-- Dataset content --
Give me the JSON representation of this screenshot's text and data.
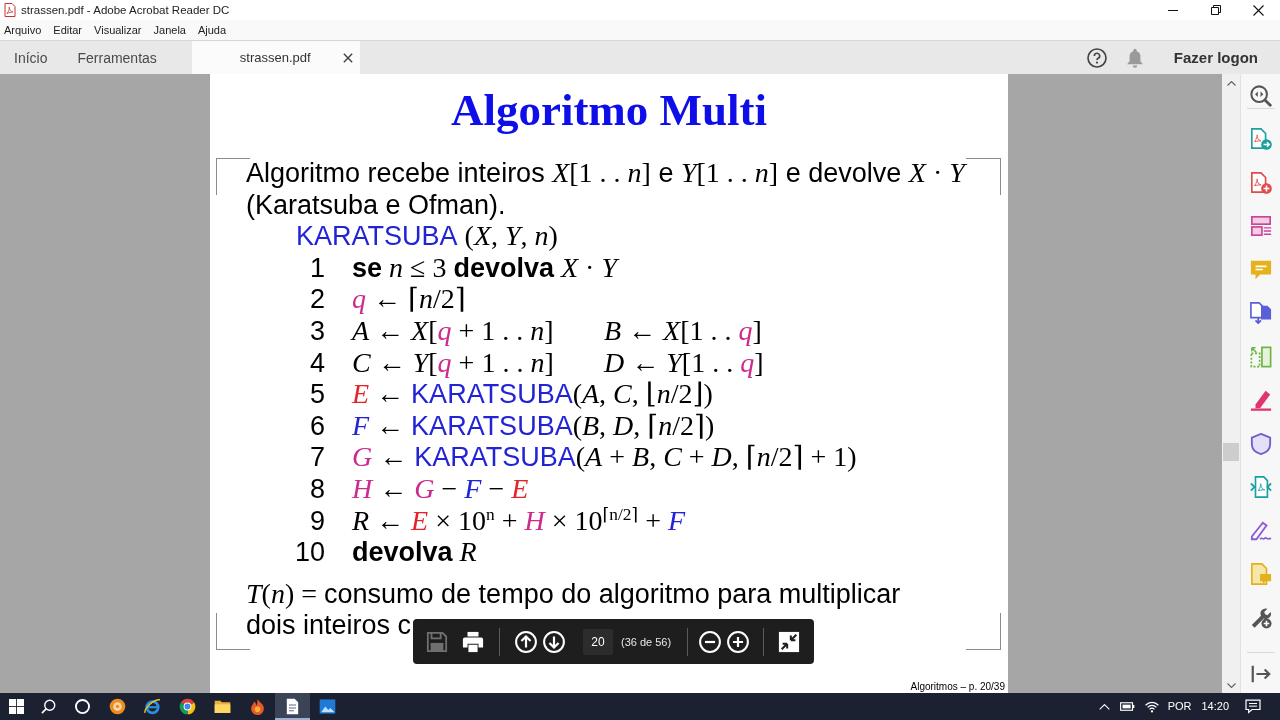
{
  "window": {
    "title": "strassen.pdf - Adobe Acrobat Reader DC"
  },
  "menu": [
    "Arquivo",
    "Editar",
    "Visualizar",
    "Janela",
    "Ajuda"
  ],
  "tabs": [
    {
      "label": "Início",
      "selected": false,
      "closable": false
    },
    {
      "label": "Ferramentas",
      "selected": false,
      "closable": false
    },
    {
      "label": "strassen.pdf",
      "selected": true,
      "closable": true
    }
  ],
  "sign_in_button": "Fazer logon",
  "document_page": {
    "title": "Algoritmo Multi",
    "intro": [
      {
        "kind": "text",
        "text": "Algoritmo recebe inteiros "
      },
      {
        "kind": "math",
        "text": "*X*[1 . . *n*]"
      },
      {
        "kind": "text",
        "text": " e "
      },
      {
        "kind": "math",
        "text": "*Y*[1 . . *n*]"
      },
      {
        "kind": "text",
        "text": " e devolve "
      },
      {
        "kind": "math",
        "text": "*X* · *Y*"
      },
      {
        "kind": "text",
        "text": " (Karatsuba e Ofman)."
      }
    ],
    "procedure": {
      "header": [
        {
          "kind": "name",
          "text": "KARATSUBA",
          "color": "#2323d6"
        },
        {
          "kind": "math",
          "text": " (*X*, *Y*, *n*)"
        }
      ],
      "lines": [
        {
          "number": "1",
          "columns": [
            [
              {
                "kind": "bold",
                "text": "se"
              },
              {
                "kind": "math",
                "text": " *n* ≤ 3 "
              },
              {
                "kind": "bold",
                "text": "devolva"
              },
              {
                "kind": "math",
                "text": " *X* · *Y*"
              }
            ]
          ]
        },
        {
          "number": "2",
          "columns": [
            [
              {
                "kind": "math",
                "text": "*q*",
                "color": "#cc2a8c"
              },
              {
                "kind": "math",
                "text": " ← ⌈*n*/2⌉"
              }
            ]
          ]
        },
        {
          "number": "3",
          "columns": [
            [
              {
                "kind": "math",
                "text": "*A* ← *X*["
              },
              {
                "kind": "math",
                "text": "*q*",
                "color": "#cc2a8c"
              },
              {
                "kind": "math",
                "text": " + 1 . . *n*]"
              }
            ],
            [
              {
                "kind": "math",
                "text": "*B* ← *X*[1 . . "
              },
              {
                "kind": "math",
                "text": "*q*",
                "color": "#cc2a8c"
              },
              {
                "kind": "math",
                "text": "]"
              }
            ]
          ]
        },
        {
          "number": "4",
          "columns": [
            [
              {
                "kind": "math",
                "text": "*C* ← *Y*["
              },
              {
                "kind": "math",
                "text": "*q*",
                "color": "#cc2a8c"
              },
              {
                "kind": "math",
                "text": " + 1 . . *n*]"
              }
            ],
            [
              {
                "kind": "math",
                "text": "*D* ← *Y*[1 . . "
              },
              {
                "kind": "math",
                "text": "*q*",
                "color": "#cc2a8c"
              },
              {
                "kind": "math",
                "text": "]"
              }
            ]
          ]
        },
        {
          "number": "5",
          "columns": [
            [
              {
                "kind": "math",
                "text": "*E*",
                "color": "#e3242b"
              },
              {
                "kind": "math",
                "text": " ← "
              },
              {
                "kind": "name",
                "text": "KARATSUBA",
                "color": "#2323d6"
              },
              {
                "kind": "math",
                "text": "(*A*, *C*, ⌊*n*/2⌋)"
              }
            ]
          ]
        },
        {
          "number": "6",
          "columns": [
            [
              {
                "kind": "math",
                "text": "*F*",
                "color": "#2323d6"
              },
              {
                "kind": "math",
                "text": " ← "
              },
              {
                "kind": "name",
                "text": "KARATSUBA",
                "color": "#2323d6"
              },
              {
                "kind": "math",
                "text": "(*B*, *D*, ⌈*n*/2⌉)"
              }
            ]
          ]
        },
        {
          "number": "7",
          "columns": [
            [
              {
                "kind": "math",
                "text": "*G*",
                "color": "#cc2a8c"
              },
              {
                "kind": "math",
                "text": " ← "
              },
              {
                "kind": "name",
                "text": "KARATSUBA",
                "color": "#2323d6"
              },
              {
                "kind": "math",
                "text": "(*A* + *B*, *C* + *D*, ⌈*n*/2⌉ + 1)"
              }
            ]
          ]
        },
        {
          "number": "8",
          "columns": [
            [
              {
                "kind": "math",
                "text": "*H*",
                "color": "#cc2a8c"
              },
              {
                "kind": "math",
                "text": " ← "
              },
              {
                "kind": "math",
                "text": "*G*",
                "color": "#cc2a8c"
              },
              {
                "kind": "math",
                "text": " − "
              },
              {
                "kind": "math",
                "text": "*F*",
                "color": "#2323d6"
              },
              {
                "kind": "math",
                "text": " − "
              },
              {
                "kind": "math",
                "text": "*E*",
                "color": "#e3242b"
              }
            ]
          ]
        },
        {
          "number": "9",
          "columns": [
            [
              {
                "kind": "math",
                "text": "*R* ← "
              },
              {
                "kind": "math",
                "text": "*E*",
                "color": "#e3242b"
              },
              {
                "kind": "math",
                "text": " × 10$^{n}$ + "
              },
              {
                "kind": "math",
                "text": "*H*",
                "color": "#cc2a8c"
              },
              {
                "kind": "math",
                "text": " × 10$^{⌈n/2⌉}$ + "
              },
              {
                "kind": "math",
                "text": "*F*",
                "color": "#2323d6"
              }
            ]
          ]
        },
        {
          "number": "10",
          "columns": [
            [
              {
                "kind": "bold",
                "text": "devolva"
              },
              {
                "kind": "math",
                "text": " *R*"
              }
            ]
          ]
        }
      ]
    },
    "conclusion_lines": [
      [
        {
          "kind": "math",
          "text": "*T*(*n*) = "
        },
        {
          "kind": "text",
          "text": "consumo de tempo do algoritmo para multiplicar"
        }
      ],
      [
        {
          "kind": "text",
          "text": "dois inteiros c"
        }
      ]
    ],
    "footer": "Algoritmos – p. 20/39"
  },
  "floating_toolbar": {
    "file_buttons": [
      {
        "kind": "save",
        "disabled": true
      },
      {
        "kind": "print",
        "disabled": false
      }
    ],
    "nav_buttons": [
      {
        "kind": "up",
        "disabled": false
      },
      {
        "kind": "down",
        "disabled": false
      }
    ],
    "page_number": "20",
    "page_count": "(36 de 56)",
    "zoom_buttons": [
      {
        "kind": "minus",
        "disabled": false
      },
      {
        "kind": "plus",
        "disabled": false
      }
    ],
    "view_buttons": [
      {
        "kind": "fit",
        "disabled": false
      }
    ]
  },
  "taskbar": {
    "apps": [
      {
        "kind": "disc",
        "selected": false
      },
      {
        "kind": "ring",
        "selected": false
      },
      {
        "kind": "wheel",
        "selected": false
      },
      {
        "kind": "folder",
        "selected": false
      },
      {
        "kind": "flame",
        "selected": false
      },
      {
        "kind": "document",
        "selected": true
      },
      {
        "kind": "picture",
        "selected": false
      }
    ],
    "language": "POR",
    "time": "14:20"
  }
}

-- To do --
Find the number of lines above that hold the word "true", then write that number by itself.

-- Expected output --
4